Putting trust in teachers
Mr Wiliamson told MPs on Wednesday (6 Jan) that the government will put its “trust in teachers, rather than algorithms” to determine pupils’ grades this year.
The grading of GCSE and A Level students in England became a fiasco last summer, when end of year exams were cancelled amid school closures, leading to thousands of A Level students having their results downgraded from school estimates.
Ofqual later announced a U-turn, allowing pupils’ to use teachers’ predicted grades instead.
The Education Secretary acknowledged that exams are the “fairest way” of assessing what a student knows, but said that the impact of the pandemic has meant it will not be possible to hold examinations in the summer as a result of the disruption.
Speaking to MPs, Mr Williamson said: “I will not apologise for being enthusiastic to ensure that we had been able to be in a position to roll out exams - but we do recognise where we are as a result of this pandemic, we have to take a different course and that is why we’re taking the route we are.”
He added that colleges, schools and other educational providers will be given flexibility to ensure that pupils on technical and vocational qualifications are given the support they need.
Many pupils will need to complete practical assessments on their courses in order to take up work and job opportunities, such as those doing electrician or gas courses. Mr Williamson said the government wants to “ensure that the door is kept open for them.”
SAT examinations will also not be going ahead this year across England, the Education Secretary has confirmed.
He said: “I can absolutely confirm that we won’t be proceeding with SATs this year.
“We do recognise that this will be an additional burden on schools and it’s very important that we’re very much focused on welcoming students back into the classroom at the very earliest opportunity.”
The decision to scrap summer exams this year comes after the UK Government announced that schools and colleges in England will be closed until at least mid-February, due to a third national lockdown.
Prime Minister Boris Johnson said there was “no choice” but to close schools and issue a stay at home order, due to the rapid spread of the new Covid-19 variant, which is more infectious than others.

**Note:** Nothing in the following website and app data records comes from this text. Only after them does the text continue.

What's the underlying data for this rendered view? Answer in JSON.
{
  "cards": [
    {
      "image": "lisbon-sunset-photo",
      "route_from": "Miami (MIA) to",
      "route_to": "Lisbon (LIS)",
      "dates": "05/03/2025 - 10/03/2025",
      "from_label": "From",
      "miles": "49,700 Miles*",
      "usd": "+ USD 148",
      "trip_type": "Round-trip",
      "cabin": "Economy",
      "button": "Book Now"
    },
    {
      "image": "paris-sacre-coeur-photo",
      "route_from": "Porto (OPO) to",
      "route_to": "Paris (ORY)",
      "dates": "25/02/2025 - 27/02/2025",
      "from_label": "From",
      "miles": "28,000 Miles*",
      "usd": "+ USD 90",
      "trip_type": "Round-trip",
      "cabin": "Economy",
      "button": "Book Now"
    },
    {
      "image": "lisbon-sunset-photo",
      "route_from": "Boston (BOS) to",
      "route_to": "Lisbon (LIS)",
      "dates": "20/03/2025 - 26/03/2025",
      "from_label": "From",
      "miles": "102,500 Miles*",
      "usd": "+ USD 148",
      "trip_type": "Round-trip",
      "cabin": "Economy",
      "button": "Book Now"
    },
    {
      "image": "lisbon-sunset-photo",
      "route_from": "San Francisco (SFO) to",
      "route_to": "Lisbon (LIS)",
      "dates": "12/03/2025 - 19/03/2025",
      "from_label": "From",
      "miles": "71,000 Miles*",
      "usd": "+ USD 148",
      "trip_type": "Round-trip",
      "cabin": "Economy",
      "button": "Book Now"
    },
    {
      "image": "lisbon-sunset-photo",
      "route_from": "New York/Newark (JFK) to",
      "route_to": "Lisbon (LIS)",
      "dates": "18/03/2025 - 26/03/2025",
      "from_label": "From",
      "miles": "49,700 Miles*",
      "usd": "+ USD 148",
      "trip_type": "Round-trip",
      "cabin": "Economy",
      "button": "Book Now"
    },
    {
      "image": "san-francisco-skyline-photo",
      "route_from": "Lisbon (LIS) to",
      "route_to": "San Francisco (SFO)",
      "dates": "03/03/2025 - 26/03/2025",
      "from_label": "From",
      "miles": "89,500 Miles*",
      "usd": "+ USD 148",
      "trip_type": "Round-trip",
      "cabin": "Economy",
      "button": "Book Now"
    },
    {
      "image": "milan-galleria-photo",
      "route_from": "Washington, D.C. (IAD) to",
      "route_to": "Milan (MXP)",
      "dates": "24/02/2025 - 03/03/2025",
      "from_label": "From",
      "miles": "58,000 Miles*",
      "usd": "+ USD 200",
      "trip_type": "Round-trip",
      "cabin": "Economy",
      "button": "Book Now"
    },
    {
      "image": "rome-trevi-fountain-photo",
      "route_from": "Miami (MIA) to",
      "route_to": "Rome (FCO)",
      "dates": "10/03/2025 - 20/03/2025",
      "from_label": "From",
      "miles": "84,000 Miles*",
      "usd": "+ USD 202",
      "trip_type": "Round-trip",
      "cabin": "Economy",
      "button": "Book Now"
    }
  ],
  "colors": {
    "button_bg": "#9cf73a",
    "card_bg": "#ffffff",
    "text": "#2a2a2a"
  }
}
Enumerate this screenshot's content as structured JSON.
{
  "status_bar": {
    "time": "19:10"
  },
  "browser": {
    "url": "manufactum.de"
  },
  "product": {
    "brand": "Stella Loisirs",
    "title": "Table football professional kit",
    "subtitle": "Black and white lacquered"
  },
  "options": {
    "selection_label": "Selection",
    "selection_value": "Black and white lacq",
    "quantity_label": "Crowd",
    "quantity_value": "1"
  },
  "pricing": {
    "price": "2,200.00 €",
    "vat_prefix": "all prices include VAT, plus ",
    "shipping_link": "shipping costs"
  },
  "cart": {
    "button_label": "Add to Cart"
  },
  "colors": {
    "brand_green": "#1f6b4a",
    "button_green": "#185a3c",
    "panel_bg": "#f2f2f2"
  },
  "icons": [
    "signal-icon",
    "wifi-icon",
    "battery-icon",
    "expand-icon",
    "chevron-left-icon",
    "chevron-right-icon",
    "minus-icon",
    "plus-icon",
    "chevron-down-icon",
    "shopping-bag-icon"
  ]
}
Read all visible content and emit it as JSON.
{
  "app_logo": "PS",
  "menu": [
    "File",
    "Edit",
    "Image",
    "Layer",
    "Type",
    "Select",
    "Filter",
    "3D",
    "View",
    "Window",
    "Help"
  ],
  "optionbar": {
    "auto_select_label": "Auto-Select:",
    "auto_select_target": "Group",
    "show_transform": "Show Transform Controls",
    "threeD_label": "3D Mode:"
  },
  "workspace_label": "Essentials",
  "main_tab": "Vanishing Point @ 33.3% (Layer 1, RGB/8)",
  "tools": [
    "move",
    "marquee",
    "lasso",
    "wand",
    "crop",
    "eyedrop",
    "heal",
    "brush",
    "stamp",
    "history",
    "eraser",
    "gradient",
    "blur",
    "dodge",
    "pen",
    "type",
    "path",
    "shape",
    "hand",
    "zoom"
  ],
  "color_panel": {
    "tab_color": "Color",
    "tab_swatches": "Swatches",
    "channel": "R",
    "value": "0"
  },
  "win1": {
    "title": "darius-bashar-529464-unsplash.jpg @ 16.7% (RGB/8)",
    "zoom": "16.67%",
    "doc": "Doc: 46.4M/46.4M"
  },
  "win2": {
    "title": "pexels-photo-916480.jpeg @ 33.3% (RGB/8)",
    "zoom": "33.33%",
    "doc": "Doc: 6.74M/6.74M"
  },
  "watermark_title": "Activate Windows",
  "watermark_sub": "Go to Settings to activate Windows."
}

Mr Williamson said that schools will not be closed “for a moment longer than they need to be” and assured the public that the Government is doing everything possible to ensure schools are the “first thing to be opened in every instance.”